Work task -> Tally the lines of the data below that contain the string "true". Give the tally and nothing else.

Dataset excerpts ->
*** Begin section ***
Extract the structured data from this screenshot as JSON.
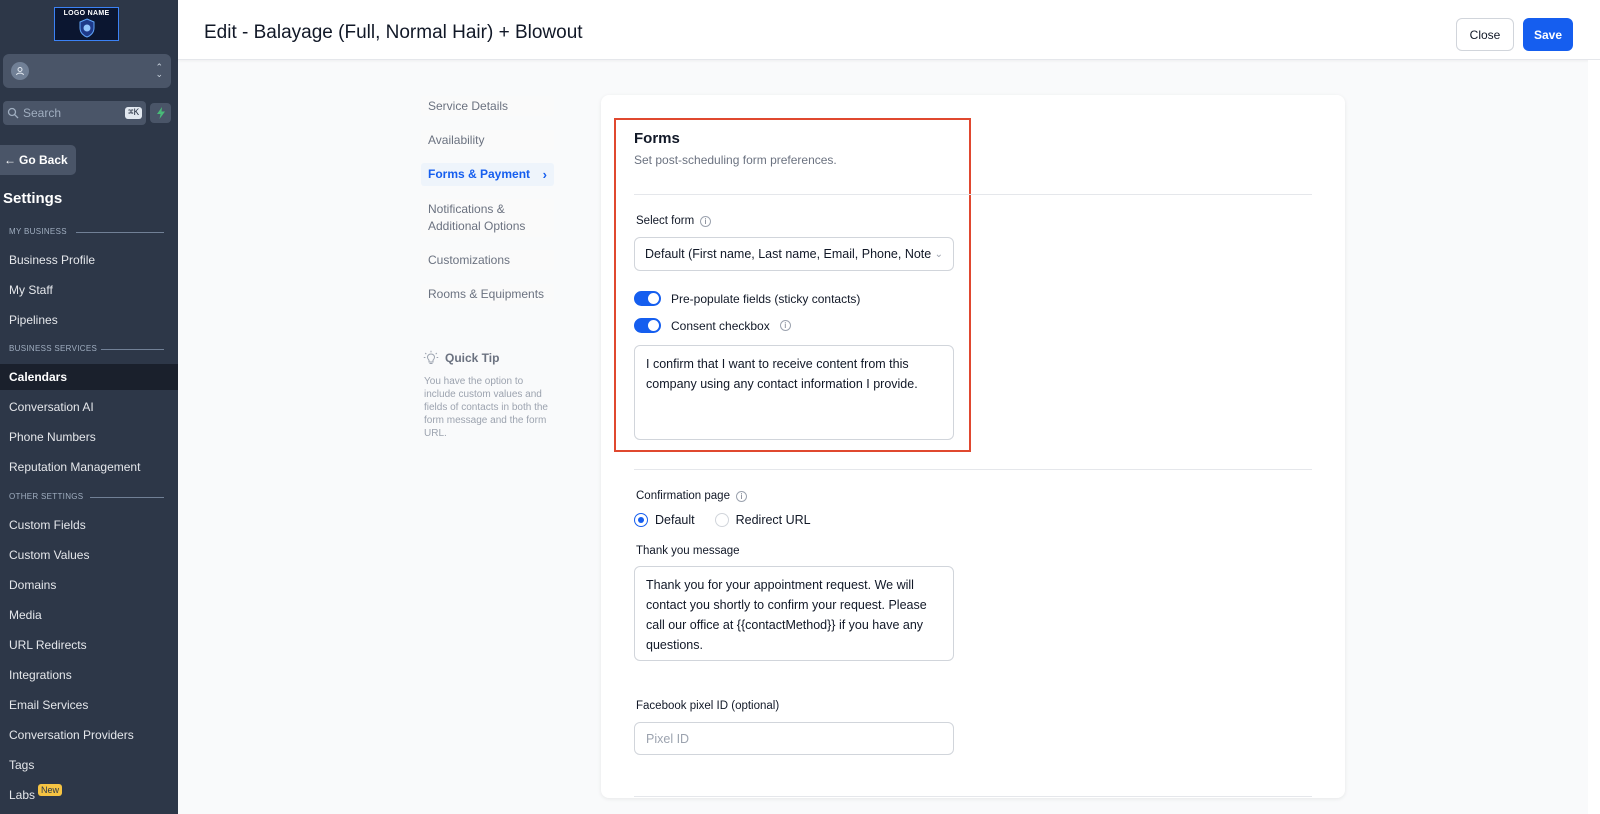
{
  "sidebar": {
    "logo_text": "LOGO NAME",
    "search_placeholder": "Search",
    "search_shortcut": "⌘K",
    "go_back": "Go Back",
    "settings_title": "Settings",
    "sections": {
      "my_business": "MY BUSINESS",
      "business_services": "BUSINESS SERVICES",
      "other_settings": "OTHER SETTINGS"
    },
    "items": [
      {
        "label": "Business Profile"
      },
      {
        "label": "My Staff"
      },
      {
        "label": "Pipelines"
      },
      {
        "label": "Calendars",
        "active": true
      },
      {
        "label": "Conversation AI"
      },
      {
        "label": "Phone Numbers"
      },
      {
        "label": "Reputation Management"
      },
      {
        "label": "Custom Fields"
      },
      {
        "label": "Custom Values"
      },
      {
        "label": "Domains"
      },
      {
        "label": "Media"
      },
      {
        "label": "URL Redirects"
      },
      {
        "label": "Integrations"
      },
      {
        "label": "Email Services"
      },
      {
        "label": "Conversation Providers"
      },
      {
        "label": "Tags"
      },
      {
        "label": "Labs",
        "badge": "New"
      }
    ]
  },
  "header": {
    "title": "Edit - Balayage (Full, Normal Hair) + Blowout",
    "close_label": "Close",
    "save_label": "Save"
  },
  "subnav": {
    "items": [
      {
        "label": "Service Details"
      },
      {
        "label": "Availability"
      },
      {
        "label": "Forms & Payment",
        "active": true
      },
      {
        "label": "Notifications & Additional Options"
      },
      {
        "label": "Customizations"
      },
      {
        "label": "Rooms & Equipments"
      }
    ],
    "quick_tip": {
      "title": "Quick Tip",
      "body": "You have the option to include custom values and fields of contacts in both the form message and the form URL."
    }
  },
  "forms": {
    "title": "Forms",
    "subtitle": "Set post-scheduling form preferences.",
    "select_form_label": "Select form",
    "select_form_value": "Default (First name, Last name, Email, Phone, Note",
    "prepopulate_label": "Pre-populate fields (sticky contacts)",
    "prepopulate_on": true,
    "consent_label": "Consent checkbox",
    "consent_on": true,
    "consent_text": "I confirm that I want to receive content from this company using any contact information I provide."
  },
  "confirmation": {
    "label": "Confirmation page",
    "options": [
      "Default",
      "Redirect URL"
    ],
    "selected": "Default",
    "thank_you_label": "Thank you message",
    "thank_you_text": "Thank you for your appointment request. We will contact you shortly to confirm your request. Please call our office at {{contactMethod}} if you have any questions.",
    "pixel_label": "Facebook pixel ID (optional)",
    "pixel_placeholder": "Pixel ID",
    "pixel_value": ""
  },
  "colors": {
    "accent": "#155eef",
    "sidebar_bg": "#2d3748",
    "highlight": "#e0482f",
    "badge": "#f6c443"
  }
}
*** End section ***
Exercise solution -> 4